Raw data below:

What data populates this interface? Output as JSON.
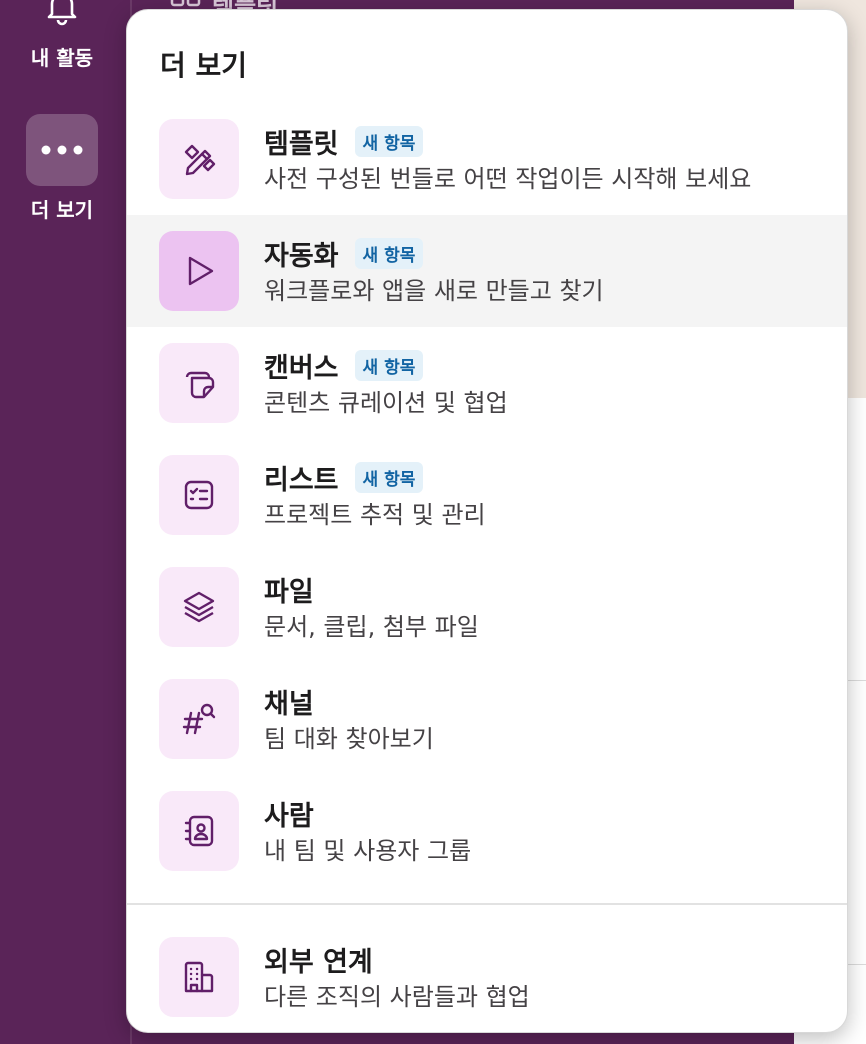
{
  "rail": {
    "activity_label": "내 활동",
    "more_label": "더 보기"
  },
  "peek": {
    "text": "템플릿"
  },
  "popup": {
    "title": "더 보기",
    "items": [
      {
        "title": "템플릿",
        "badge": "새 항목",
        "subtitle": "사전 구성된 번들로 어떤 작업이든 시작해 보세요",
        "icon": "template-icon"
      },
      {
        "title": "자동화",
        "badge": "새 항목",
        "subtitle": "워크플로와 앱을 새로 만들고 찾기",
        "icon": "play-icon"
      },
      {
        "title": "캔버스",
        "badge": "새 항목",
        "subtitle": "콘텐츠 큐레이션 및 협업",
        "icon": "canvas-icon"
      },
      {
        "title": "리스트",
        "badge": "새 항목",
        "subtitle": "프로젝트 추적 및 관리",
        "icon": "list-icon"
      },
      {
        "title": "파일",
        "subtitle": "문서, 클립, 첨부 파일",
        "icon": "layers-icon"
      },
      {
        "title": "채널",
        "subtitle": "팀 대화 찾아보기",
        "icon": "channel-search-icon"
      },
      {
        "title": "사람",
        "subtitle": "내 팀 및 사용자 그룹",
        "icon": "people-directory-icon"
      }
    ],
    "external": {
      "title": "외부 연계",
      "subtitle": "다른 조직의 사람들과 협업",
      "icon": "building-icon"
    }
  },
  "colors": {
    "sidebar": "#5a2458",
    "icon_bg": "#f9e9f9",
    "icon_bg_hover": "#ecc3f1",
    "icon_stroke": "#611f69",
    "badge_bg": "#e4f1f9",
    "badge_text": "#1264a3"
  }
}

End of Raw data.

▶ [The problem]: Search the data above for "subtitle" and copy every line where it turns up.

▶ [Exercise result]:
        "subtitle": "사전 구성된 번들로 어떤 작업이든 시작해 보세요",
        "subtitle": "워크플로와 앱을 새로 만들고 찾기",
        "subtitle": "콘텐츠 큐레이션 및 협업",
        "subtitle": "프로젝트 추적 및 관리",
        "subtitle": "문서, 클립, 첨부 파일",
        "subtitle": "팀 대화 찾아보기",
        "subtitle": "내 팀 및 사용자 그룹",
      "subtitle": "다른 조직의 사람들과 협업",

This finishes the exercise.